Sunday, June 9, 2013

That’s all that you’ve got left in the end

Crocodile tears flow for the rich kid who dropped his lolly bag 

On the day of the Packer-book launch I came across three separate exhortations to laugh in the face of fear. Two, admittedly, were Buddhist-based but the third came as bravado. It was Simba, Lion-King-in-diapers, tossing his wannabe mane and declaring: "Danger? Huh! I laugh in the face of danger!", just before things start to go pear-shaped. He reminded me - well, obviously - of James Packer.
Suddenly we're all feeling sorry for wee Jamie. Maybe not all. I mean, maybe not David Leckie, after the public Packerooing that made him the main floor show at Sam Chisholm's Opera House transplant-party last week.
But others spring gallantly to the dauphin's defence. "It's tough being the son of the legend," says Greg Tingle, "even if you're a billionaire." Weep. Sniff.
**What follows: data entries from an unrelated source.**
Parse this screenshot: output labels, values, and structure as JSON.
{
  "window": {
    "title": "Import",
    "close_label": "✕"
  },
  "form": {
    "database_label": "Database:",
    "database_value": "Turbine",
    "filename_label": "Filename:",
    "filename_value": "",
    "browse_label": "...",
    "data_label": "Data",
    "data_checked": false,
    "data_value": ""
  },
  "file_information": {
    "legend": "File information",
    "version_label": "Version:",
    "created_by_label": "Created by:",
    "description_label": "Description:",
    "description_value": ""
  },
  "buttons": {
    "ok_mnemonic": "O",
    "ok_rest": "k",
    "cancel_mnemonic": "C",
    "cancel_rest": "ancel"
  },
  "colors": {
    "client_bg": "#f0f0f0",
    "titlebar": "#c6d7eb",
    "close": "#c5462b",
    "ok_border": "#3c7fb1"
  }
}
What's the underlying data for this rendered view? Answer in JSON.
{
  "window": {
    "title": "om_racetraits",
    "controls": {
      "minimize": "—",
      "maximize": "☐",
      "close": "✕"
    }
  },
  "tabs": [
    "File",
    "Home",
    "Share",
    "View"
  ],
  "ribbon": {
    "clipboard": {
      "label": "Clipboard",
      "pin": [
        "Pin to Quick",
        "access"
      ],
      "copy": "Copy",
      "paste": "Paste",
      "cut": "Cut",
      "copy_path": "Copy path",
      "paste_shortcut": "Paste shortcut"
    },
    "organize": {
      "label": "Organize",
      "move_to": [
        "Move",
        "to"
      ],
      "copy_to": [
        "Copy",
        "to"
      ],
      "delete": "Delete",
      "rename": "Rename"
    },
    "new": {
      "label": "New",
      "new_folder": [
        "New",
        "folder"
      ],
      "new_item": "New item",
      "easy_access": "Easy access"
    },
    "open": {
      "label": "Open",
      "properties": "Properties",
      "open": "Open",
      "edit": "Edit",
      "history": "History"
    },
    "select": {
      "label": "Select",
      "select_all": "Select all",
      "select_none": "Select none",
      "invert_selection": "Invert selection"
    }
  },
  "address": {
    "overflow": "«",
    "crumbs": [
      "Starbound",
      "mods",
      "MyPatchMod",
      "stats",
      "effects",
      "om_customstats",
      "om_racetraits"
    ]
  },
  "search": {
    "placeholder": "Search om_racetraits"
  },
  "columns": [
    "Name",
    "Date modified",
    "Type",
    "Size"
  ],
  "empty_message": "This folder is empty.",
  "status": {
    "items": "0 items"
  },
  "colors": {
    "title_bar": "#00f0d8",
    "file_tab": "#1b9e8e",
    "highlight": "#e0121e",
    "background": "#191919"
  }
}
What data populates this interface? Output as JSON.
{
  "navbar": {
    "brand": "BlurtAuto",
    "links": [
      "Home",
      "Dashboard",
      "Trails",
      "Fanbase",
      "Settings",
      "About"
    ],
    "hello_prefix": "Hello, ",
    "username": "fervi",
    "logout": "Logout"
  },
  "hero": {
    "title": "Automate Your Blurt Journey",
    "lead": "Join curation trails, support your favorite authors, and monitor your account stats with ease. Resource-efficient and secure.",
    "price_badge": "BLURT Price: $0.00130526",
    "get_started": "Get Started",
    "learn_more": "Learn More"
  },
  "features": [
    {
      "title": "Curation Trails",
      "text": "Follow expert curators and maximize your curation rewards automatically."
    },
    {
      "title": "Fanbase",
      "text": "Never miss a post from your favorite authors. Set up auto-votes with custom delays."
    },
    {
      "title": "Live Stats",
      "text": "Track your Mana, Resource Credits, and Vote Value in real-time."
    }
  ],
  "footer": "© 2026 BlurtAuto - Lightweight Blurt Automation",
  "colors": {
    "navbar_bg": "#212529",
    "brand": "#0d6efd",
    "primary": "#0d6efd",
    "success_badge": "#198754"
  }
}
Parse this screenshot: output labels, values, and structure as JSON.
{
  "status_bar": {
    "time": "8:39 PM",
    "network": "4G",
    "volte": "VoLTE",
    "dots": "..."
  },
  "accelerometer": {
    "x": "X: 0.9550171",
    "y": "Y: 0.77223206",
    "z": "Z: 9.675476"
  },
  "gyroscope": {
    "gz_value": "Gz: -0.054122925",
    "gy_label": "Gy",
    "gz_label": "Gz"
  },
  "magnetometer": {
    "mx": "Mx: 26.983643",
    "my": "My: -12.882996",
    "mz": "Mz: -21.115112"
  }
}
Daniel Petre says it's sad. "Sad and wrong ... to see a father want to relegate the relationship with their son to build their own self-esteem.''
What's really sad, though, is how much attention we lavish - column inches, pixels, airwaves - on a man who's done, well, nothing actually. Less even than the Prince of Wales, on whose life (the jackaroo year, the polo, the patent unfitness for the job) Packer jnr's is clearly modelled. At least Windsor jnr stood for something. At least he'll leave us some memorable quotes (carbuncles, Luftwaffe), a brand of organic jams only 25 times the normal price, a glimpse into the secret life of plants and tampons, and some truly awful buildings to remind us just how wrong good intentions can go.

Either way, most of us have done more, to less acclaim. Some of us much, much more.

Take Elizabeth Blackburn, our newest Nobel laureate whose coverage must have been a tenth of Jamie's. Blackburn has that disengaged look, like the sweet-faced but mousey girl-nerd who always beat you into first place in class; a look that means she's actually intensely, passionately engaged, only in something you can't even imagine. {Read on}